Even on projects where ghosting is never explicitly discussed (and most managers know better than to directly tell their team to ghost), it is implied. Too many weeks with too many hours recorded generates frowning leaders and hard discussions. The expectation, however, is that the work still get done...usually without any additional resources.
The benefits of ghosting are obvious. Keeping (recorded) hours under control helps projects make their margins. It makes the client happy. It makes the consulting organization believe that the project is running smoothly - on time and on budget.
These are only short-term benefits, though. In the long-term, ghosting has a negative impact on the organization, the team, and the individual. And I firmly believe that the long-term negative impacts far outweigh any short-term benefits.
Five Dangers of Ghosting Hours
- Estimating - Many consulting firms have an estimating model they use to determine how long a project should take, how many resources are required to do the work, and how much they should charge the client. These estimating models are typically based on extensive review of past projects. Even firms that don't have a set estimating model will look back on their projects and use them as a guideline for bidding on new projects. Despite these estimating models, projects consistently run over budget and miss deadline after deadline. Teams are constantly asking for more resources. It has gotten to the point where many consultants assume from the start that every project they're on will be extended. There are a hundred reasons why this might happen, but one of the root causes is ghosting. When team members hide the true number of hours they are working, the historical record of the effort required to complete a project is wrong. This leads to inaccurate estimating models, which leads to low-ball bids and project timelines that can never be achieved. It might not seem to matter if a low-level testing resource shaves 10 hours a week off of his time report. But if every tester does the same, you are quickly looking at enough hidden hours to support an extra full-time resource. Multiply this across all of the teams on a project, and it's easy to see how a "little ghosting" can lead to a grossly under-estimated project and a large time and money over-run.
- Finances - The short-term financial benefits of ghosting are obvious. Recorded overtime eats into a project's hours and budget. The Partner can either choose to eat these hours, which kills his margin, or he can pass the hours along to the client, which leads to a very unhappy client. When you consider the cost of missed deadlines, project extensions, and budget over-runs discussed above, however, one or two projects that miss their margins in the short-term are a small price to pay for better estimating models and more accurate bids that lead to consistently more successful projects across the organization. What would your consulting firm save if it could reduce the number of projects that required an extension?
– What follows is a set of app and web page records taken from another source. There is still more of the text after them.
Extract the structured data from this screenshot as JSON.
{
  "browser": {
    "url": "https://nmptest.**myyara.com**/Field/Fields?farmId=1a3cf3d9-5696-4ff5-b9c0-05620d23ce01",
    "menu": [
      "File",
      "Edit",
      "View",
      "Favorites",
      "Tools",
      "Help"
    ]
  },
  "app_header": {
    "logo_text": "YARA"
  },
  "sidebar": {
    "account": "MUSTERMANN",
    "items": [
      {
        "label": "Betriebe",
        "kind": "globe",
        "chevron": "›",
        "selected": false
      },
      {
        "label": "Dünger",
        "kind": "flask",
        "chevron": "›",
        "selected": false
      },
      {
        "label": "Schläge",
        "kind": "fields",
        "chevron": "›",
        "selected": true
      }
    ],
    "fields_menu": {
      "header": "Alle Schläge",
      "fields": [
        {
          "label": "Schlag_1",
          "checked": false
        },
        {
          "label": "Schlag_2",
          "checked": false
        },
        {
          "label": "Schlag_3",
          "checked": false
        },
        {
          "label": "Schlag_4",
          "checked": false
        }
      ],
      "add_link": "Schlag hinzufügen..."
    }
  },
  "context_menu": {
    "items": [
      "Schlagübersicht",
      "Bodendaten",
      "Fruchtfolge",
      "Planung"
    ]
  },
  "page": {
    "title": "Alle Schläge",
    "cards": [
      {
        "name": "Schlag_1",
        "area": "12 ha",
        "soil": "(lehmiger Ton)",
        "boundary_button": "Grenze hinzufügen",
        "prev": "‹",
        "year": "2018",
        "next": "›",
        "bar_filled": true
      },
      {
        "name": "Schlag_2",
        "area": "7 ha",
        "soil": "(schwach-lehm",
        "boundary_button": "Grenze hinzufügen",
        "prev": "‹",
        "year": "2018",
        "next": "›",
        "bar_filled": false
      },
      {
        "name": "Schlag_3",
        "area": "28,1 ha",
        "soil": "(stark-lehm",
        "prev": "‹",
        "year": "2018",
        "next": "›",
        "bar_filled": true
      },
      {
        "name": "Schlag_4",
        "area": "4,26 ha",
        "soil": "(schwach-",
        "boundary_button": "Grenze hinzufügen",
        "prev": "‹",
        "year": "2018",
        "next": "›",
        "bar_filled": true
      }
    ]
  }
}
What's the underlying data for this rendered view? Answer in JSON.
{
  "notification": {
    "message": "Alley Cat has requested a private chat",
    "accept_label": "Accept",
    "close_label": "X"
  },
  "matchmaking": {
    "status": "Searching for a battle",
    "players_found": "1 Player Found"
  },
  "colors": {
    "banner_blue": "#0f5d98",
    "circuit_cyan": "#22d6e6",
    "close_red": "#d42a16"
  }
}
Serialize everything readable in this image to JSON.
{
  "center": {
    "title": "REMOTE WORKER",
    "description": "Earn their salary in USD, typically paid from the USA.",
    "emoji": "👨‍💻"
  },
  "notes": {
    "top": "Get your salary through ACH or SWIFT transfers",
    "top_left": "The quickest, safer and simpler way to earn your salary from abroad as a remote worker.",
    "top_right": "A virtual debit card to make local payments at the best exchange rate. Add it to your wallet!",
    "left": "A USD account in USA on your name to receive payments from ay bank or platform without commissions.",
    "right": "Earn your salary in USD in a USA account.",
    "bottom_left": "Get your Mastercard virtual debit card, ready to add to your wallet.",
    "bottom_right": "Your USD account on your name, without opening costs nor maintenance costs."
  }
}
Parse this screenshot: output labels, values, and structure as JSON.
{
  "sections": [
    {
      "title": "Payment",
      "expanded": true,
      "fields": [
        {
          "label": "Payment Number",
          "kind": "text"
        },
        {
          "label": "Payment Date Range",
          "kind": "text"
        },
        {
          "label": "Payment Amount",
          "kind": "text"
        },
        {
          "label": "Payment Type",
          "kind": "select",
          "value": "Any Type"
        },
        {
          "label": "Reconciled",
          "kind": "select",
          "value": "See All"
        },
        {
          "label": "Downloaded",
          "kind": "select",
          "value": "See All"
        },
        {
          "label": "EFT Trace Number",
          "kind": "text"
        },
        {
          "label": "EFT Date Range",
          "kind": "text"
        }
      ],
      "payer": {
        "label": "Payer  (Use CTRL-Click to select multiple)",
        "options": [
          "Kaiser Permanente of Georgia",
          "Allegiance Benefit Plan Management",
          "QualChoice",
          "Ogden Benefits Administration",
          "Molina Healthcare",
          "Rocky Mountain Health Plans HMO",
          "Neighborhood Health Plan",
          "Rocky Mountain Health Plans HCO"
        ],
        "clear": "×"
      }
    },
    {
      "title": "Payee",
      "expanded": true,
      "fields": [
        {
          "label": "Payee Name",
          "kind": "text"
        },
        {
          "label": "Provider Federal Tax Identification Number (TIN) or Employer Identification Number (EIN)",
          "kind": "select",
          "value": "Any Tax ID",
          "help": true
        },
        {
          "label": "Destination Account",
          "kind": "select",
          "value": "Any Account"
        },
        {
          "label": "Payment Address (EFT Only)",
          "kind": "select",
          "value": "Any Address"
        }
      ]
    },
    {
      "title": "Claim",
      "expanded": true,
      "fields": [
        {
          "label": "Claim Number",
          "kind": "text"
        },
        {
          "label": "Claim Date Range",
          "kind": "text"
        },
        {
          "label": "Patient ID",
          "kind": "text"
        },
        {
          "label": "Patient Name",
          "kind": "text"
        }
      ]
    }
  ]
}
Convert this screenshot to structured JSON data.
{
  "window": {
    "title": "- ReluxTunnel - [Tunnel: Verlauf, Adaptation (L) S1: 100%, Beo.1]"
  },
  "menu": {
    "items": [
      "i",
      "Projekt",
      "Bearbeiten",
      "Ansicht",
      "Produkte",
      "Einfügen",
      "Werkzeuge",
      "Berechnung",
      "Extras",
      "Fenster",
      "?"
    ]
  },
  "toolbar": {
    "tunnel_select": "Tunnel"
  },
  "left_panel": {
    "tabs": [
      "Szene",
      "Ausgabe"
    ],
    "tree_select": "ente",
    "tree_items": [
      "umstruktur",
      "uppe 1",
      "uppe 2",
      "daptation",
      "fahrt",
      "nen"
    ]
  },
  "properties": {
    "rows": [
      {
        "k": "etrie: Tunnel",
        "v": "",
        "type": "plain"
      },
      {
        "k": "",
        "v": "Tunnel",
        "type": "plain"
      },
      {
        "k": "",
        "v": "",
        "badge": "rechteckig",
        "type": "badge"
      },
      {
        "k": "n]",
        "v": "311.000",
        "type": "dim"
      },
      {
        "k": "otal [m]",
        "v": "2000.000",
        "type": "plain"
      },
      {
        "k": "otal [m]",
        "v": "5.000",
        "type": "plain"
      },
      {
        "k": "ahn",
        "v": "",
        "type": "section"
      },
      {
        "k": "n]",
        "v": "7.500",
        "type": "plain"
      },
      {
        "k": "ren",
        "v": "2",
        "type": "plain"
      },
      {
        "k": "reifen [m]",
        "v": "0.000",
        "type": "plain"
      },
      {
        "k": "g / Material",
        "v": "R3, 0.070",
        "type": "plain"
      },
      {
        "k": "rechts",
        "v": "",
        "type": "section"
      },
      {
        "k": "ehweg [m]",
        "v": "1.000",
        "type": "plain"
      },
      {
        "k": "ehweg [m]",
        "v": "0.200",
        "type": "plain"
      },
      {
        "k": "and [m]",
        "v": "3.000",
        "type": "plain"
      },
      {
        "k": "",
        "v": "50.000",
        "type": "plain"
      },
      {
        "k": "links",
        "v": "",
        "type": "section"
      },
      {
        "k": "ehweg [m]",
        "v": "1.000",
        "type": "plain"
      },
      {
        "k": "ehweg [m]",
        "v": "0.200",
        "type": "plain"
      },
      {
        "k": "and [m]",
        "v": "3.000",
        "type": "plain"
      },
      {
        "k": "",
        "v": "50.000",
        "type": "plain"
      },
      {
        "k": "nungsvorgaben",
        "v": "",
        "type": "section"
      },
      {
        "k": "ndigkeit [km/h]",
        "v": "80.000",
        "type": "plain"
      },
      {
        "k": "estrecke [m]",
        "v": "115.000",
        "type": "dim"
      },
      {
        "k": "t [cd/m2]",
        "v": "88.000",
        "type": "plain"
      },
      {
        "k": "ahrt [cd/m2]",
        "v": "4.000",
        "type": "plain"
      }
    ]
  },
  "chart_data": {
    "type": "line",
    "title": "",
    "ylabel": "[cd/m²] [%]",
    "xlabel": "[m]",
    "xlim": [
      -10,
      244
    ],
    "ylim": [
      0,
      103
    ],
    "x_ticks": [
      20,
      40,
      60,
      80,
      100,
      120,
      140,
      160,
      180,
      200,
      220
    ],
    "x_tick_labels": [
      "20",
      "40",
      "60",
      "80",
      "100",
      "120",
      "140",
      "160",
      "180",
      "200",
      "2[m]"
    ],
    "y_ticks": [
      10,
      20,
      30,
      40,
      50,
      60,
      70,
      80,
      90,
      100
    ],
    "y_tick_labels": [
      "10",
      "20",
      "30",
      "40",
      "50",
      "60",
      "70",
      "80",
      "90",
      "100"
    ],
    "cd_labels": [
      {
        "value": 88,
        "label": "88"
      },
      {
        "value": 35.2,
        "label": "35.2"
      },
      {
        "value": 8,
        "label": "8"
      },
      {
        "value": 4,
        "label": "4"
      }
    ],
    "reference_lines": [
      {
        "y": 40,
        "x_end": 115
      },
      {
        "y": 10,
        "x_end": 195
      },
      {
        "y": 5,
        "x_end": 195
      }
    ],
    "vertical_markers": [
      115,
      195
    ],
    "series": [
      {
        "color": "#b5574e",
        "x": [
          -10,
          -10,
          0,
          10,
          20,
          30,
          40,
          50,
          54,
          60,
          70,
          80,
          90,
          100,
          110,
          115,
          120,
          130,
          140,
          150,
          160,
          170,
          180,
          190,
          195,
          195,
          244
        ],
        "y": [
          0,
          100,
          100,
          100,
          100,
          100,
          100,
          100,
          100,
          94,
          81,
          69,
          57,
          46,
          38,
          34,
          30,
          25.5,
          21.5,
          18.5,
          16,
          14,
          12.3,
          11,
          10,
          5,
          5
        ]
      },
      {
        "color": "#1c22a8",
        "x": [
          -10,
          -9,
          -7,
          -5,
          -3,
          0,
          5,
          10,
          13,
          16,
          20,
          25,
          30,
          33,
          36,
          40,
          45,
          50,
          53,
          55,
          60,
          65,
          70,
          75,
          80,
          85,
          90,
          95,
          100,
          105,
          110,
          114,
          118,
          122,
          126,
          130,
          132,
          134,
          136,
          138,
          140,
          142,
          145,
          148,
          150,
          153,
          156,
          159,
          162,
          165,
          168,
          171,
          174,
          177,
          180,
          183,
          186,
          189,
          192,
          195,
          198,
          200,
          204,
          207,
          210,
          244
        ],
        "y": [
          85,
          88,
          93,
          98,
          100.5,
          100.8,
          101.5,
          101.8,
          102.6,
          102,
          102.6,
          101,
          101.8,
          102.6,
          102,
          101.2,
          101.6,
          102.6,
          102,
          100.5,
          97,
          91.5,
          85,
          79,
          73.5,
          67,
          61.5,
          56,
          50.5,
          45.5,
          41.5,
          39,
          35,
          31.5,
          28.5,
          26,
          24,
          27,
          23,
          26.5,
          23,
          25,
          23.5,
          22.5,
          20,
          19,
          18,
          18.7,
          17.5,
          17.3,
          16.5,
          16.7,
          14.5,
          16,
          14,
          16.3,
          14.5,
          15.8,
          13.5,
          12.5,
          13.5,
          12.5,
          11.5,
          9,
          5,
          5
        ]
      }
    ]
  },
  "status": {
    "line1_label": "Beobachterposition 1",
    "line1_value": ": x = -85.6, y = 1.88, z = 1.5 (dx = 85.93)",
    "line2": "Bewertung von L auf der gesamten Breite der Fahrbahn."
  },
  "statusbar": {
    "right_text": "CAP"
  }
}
What would you gain in repeat business from clients who were happy to finally work with a consulting firm that met all of its deadlines?
- Quality of Work - I'll keep this one brief. No one does their best work after 5 straight months of working 60 hours a week. On many occasions, consultants will ghost hours without letting their managers know. They don't want anyone to think they can't handle the job. Or they've received the cultural signals that overtime is frowned upon, so they hide it. Whatever the reason is, let me pass on this advice I once received from a very good manager, "No one can help you if you don't let them know you need help." Clients pay a lot of money for consultants. They expect top notch work. Ghosting degrades the quality of work. This upsets clients and makes them less likely to pay for your company's work in the future.
- Trust - Many companies have policies against ghosting. When the company policy states that ghosting is not allowed, but a project is asking team members to ghost, the consultants are put in a tricky situation. Do they ghost, and go against company policy? Or do they record all of their hours and risk the wrath of their immediate leadership? This situation degrades the trust between consultants and their leadership, and reduces the team's ability to work together as a cohesive unit. When a team can't work together, it takes longer to produce lower quality work. I direct you again to the cost of missed deadlines and poor output.
- Burn Out - Consultants burn out at an alarming rate. When I tell people I stayed at one firm for five years, they're usually surprised. That's a long time to stay at a consulting firm. Studies have shown over and over, though, that there's a huge cost associated with losing an employee. Not only are you losing all of the time and money you have invested in that person - think training and mentoring - but now you have to spend time and money to find a replacement and get that person ramped up to a comparable level. Ghosting directly contributes to burn out, which directly hurts your organization.